■ What to produce:
Return copies of the lines below that mention "value".
═══ Records for processing ═══
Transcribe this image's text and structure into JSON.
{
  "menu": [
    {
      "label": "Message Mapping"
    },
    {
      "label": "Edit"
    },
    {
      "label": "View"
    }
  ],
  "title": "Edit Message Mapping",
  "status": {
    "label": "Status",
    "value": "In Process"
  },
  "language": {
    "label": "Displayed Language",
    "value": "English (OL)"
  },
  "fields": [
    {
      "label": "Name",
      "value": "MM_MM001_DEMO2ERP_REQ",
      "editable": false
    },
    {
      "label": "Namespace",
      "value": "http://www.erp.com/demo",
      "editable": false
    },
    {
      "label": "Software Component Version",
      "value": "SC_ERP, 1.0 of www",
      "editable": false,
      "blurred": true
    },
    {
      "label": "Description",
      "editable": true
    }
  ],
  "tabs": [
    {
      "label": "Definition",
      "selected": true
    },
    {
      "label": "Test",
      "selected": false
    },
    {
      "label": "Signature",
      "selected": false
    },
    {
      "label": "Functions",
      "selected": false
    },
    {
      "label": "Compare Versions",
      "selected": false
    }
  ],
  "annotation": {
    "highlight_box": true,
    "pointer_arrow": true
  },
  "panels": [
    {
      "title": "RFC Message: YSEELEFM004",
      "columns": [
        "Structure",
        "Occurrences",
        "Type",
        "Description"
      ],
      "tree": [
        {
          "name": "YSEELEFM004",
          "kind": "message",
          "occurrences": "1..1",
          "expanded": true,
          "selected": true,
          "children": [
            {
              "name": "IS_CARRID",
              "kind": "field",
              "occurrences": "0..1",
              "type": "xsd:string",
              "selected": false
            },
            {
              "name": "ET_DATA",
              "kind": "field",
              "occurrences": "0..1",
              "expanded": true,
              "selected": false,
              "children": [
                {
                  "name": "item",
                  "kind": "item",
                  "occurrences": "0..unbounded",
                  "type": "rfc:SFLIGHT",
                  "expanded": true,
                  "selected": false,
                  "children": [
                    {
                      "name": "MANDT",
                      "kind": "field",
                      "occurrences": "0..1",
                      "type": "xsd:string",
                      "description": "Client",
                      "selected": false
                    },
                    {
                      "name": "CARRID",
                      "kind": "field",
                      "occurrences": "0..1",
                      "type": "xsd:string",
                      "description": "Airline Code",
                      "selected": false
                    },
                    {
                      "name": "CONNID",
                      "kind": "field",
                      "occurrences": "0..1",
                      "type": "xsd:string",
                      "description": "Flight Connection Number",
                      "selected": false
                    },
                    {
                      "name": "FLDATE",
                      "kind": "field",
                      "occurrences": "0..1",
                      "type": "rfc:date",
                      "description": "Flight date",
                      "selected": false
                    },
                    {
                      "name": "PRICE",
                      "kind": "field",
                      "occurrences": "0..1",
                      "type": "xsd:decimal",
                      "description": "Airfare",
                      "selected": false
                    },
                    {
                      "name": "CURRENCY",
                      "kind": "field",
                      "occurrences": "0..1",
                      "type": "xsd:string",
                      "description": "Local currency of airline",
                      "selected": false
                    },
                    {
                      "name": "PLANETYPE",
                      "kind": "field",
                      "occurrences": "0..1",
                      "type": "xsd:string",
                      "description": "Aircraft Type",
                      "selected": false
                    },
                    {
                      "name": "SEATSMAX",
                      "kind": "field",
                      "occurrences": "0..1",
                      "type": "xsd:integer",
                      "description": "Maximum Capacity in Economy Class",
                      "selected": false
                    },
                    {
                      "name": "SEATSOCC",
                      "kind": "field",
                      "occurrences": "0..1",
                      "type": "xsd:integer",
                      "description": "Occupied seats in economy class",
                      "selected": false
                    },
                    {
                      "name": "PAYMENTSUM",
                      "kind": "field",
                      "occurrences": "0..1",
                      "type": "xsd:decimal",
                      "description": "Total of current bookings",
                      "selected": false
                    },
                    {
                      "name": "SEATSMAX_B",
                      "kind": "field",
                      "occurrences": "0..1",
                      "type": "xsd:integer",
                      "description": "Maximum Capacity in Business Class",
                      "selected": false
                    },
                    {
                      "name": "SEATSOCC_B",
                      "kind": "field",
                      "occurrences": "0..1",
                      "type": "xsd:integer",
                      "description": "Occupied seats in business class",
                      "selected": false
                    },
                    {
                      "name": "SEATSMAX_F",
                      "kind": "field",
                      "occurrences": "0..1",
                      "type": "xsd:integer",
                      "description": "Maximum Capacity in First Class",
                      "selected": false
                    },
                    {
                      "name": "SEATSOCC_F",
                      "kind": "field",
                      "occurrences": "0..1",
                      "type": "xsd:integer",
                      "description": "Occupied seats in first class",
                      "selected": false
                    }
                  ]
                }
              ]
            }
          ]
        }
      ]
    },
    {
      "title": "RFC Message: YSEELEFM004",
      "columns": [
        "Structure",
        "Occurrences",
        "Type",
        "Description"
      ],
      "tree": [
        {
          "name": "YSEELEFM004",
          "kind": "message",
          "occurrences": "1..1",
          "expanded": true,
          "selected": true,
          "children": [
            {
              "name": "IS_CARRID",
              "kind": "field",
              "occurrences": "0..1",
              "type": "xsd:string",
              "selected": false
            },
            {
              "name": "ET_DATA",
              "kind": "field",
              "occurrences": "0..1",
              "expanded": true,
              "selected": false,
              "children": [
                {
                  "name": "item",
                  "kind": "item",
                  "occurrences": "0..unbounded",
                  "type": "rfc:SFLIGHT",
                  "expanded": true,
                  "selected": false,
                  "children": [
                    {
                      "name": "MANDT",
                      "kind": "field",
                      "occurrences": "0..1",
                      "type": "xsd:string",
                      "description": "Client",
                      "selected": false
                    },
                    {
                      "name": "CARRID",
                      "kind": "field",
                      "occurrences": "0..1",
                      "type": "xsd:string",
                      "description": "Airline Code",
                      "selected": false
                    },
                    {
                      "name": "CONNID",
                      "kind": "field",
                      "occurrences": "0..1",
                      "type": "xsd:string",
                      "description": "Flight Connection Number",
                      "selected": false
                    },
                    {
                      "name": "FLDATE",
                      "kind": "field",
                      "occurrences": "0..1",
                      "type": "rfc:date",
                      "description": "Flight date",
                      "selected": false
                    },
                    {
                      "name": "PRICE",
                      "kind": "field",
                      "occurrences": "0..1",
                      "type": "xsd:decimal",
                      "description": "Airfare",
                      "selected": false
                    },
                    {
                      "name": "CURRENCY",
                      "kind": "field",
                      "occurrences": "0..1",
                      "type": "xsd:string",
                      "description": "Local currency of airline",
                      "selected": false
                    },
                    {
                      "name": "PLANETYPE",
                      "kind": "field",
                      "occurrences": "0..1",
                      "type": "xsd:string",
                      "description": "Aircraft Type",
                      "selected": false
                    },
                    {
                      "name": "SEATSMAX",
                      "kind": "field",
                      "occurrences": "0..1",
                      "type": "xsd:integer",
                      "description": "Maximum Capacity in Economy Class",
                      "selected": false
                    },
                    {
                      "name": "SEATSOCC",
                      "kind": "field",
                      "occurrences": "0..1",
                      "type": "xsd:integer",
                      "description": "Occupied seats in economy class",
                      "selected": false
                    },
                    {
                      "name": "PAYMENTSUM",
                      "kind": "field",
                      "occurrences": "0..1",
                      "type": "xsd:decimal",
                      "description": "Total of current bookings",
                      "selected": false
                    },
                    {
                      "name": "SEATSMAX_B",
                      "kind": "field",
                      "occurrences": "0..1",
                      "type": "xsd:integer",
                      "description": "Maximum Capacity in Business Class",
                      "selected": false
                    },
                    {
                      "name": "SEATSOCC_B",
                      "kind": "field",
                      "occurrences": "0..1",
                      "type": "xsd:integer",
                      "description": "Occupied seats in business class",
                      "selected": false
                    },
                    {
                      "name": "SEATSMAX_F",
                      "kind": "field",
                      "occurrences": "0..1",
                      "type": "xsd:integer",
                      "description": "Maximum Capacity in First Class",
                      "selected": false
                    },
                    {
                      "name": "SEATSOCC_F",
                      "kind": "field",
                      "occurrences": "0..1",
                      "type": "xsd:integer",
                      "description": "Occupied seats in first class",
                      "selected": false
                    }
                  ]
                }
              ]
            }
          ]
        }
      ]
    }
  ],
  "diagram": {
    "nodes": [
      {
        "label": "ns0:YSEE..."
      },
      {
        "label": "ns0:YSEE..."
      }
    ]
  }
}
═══
■ Response to this task:
    "value": "In Process"
    "value": "English (OL)"
      "value": "MM_MM001_DEMO2ERP_REQ",
      "value": "http://www.erp.com/demo",
      "value": "SC_ERP, 1.0 of www",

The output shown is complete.